  • When the pain gets too great, don’t hesitate to rest

When she just cannot stand anymore she will rest. I know she would love to run, explore, and play but for now she understands that her limitations are greater than her desire to be who she was. She takes a break to rest for the next moment.


  • Don’t stop showing love to those who love you

She may not be able to run to the door or show the physical appreciation she used to, but by golly she surely communicates her love in every way. Upon seeing my husband or my son, every part of her body that can wiggle, wag, and lean does so in a wholehearted loving manner. No one can ever say she didn’t love through the pain.


  • Don’t worry

Bubbles cannot get to where she wants sometimes. She has yelped and panted; she has laid her head on my leg and communicated unequivocally that she is in pain, however she has never shown stress or worry. No sign of stress from this beautiful spirit showing me that I can toughen up a bit more.


  • Enjoy every moment

The other day we carried Bubbles down into the back yard to enjoy some time while we worked in the garden. She visited her dog friend to the north yard and her dog friend to the south yard. She enjoyed a visit from our neighbors. She laid down and rested when she tired of standing and she soaked in the yard that she used to rule. She completely lived in the moment.


  • Take time to soak it all in

I have watched Bubbles just stand in place and put her nose in the air to smell what is going on in our “hood”. She observes, smells, explores to her limits and soaks in every minute trying not to miss any gift from her creator.


  • Don’t avoid the opportunity to comfort one another

We have two dogs. One came a few years after Bubbles had already claimed dominance to the home, yet Chance slid into place as “sister”. During these past few weeks I have watched Chance slide into place right next to her “sister” in a position of support and comfort giving Bubbles nothing but love and compassion as only an unconditionally loving heart can.


  • When you need help, let someone help you

There are times myself, my husband, or my son, have had to pick up this large beast and gently carry her to where she needs or wants to be and she cooperates. She doesn’t battle us or wrestle, she concedes that she needs the help and gratefully accepts it. When I laid her down on the carpet one of these times she put her head down but kept her tail wagging in a grateful and sincere thank you.


  • No matter what the current situation is…unconditionally love ❤

Bubbles does not know that her days are numbered.
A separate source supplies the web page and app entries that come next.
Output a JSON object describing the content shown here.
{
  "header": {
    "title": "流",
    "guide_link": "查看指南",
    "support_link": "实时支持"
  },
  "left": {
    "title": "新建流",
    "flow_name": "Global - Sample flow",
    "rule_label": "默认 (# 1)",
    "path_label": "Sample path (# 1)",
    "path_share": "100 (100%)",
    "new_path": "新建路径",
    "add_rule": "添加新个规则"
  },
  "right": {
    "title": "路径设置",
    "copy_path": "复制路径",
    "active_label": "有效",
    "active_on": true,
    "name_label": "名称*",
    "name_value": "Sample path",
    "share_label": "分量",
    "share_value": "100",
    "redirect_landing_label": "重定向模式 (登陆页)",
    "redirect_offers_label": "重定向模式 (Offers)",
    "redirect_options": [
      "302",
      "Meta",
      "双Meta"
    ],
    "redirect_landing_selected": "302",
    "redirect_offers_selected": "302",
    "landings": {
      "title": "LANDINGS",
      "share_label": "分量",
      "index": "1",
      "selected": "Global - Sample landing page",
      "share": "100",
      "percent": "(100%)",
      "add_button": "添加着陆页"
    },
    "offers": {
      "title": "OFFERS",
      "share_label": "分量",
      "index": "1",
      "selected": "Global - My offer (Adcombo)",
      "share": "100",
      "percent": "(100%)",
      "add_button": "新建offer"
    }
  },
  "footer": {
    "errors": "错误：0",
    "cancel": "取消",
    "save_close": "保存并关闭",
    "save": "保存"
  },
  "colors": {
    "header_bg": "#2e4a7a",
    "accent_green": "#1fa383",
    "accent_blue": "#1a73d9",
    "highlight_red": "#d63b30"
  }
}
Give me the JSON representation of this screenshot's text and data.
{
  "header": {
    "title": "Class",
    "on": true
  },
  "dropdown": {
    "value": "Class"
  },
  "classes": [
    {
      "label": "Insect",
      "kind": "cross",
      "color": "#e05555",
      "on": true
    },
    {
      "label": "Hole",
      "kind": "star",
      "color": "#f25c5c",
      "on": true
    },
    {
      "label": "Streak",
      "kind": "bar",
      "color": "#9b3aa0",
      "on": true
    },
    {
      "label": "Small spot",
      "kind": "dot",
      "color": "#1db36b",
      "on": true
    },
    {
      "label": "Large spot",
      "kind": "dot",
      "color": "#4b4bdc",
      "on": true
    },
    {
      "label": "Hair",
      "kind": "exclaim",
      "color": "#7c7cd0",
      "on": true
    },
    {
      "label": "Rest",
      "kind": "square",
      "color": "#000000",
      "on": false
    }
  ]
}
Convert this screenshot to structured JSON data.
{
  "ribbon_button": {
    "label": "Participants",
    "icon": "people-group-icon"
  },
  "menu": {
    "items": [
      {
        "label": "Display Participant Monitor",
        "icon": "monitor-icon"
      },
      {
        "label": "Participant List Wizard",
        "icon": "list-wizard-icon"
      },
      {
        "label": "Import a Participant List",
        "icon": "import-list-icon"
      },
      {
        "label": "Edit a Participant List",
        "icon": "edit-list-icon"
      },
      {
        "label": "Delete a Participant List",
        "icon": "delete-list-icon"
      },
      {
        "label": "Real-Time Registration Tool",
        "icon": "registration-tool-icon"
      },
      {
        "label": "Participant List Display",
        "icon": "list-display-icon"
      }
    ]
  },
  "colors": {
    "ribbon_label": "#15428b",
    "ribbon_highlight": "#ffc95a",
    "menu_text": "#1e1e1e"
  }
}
She knows her body is different. She knows her surroundings have been limited. She understands pain more than she ever has. The desire to eat or play has diminished. She tolerates the meds through the day. She never snaps, growls, refuses to cooperate, or shows difficulty in behavior in any way, rather she expresses what she always has: an unconditional, unquestioning, puppy eyed love to all of us who are trying to make her last days as comfortable and full of compassion as we possibly can. We ache and we know, but she simply loves without hesitation and fear.


My hope is that the lessons she has been and is teaching me will remain with me for the rest of my days helping me to understand how to appreciate every day, and every person who loves me, and to love unequivocally and unconditionally no matter what the situation I find myself in. Until we part, I will enjoy my lessons that she is teaching me and the love she is sharing with me.

May we all be more like her and bring a bit of tail wagging, kisses, and unconditional love to each our homes no matter what the day and situation brings.

Wishing you peace,

Terri O’Neill-Borders


Hope and Friendship Foundation
721 Hickory St, Lemont, IL  60439

“Speak up for those who cannot speak for themselves, for the rights of all who are destitute.  Speak up and judge fairly; defend the rights of the poor and needy.”
Proverbs 31: 8-9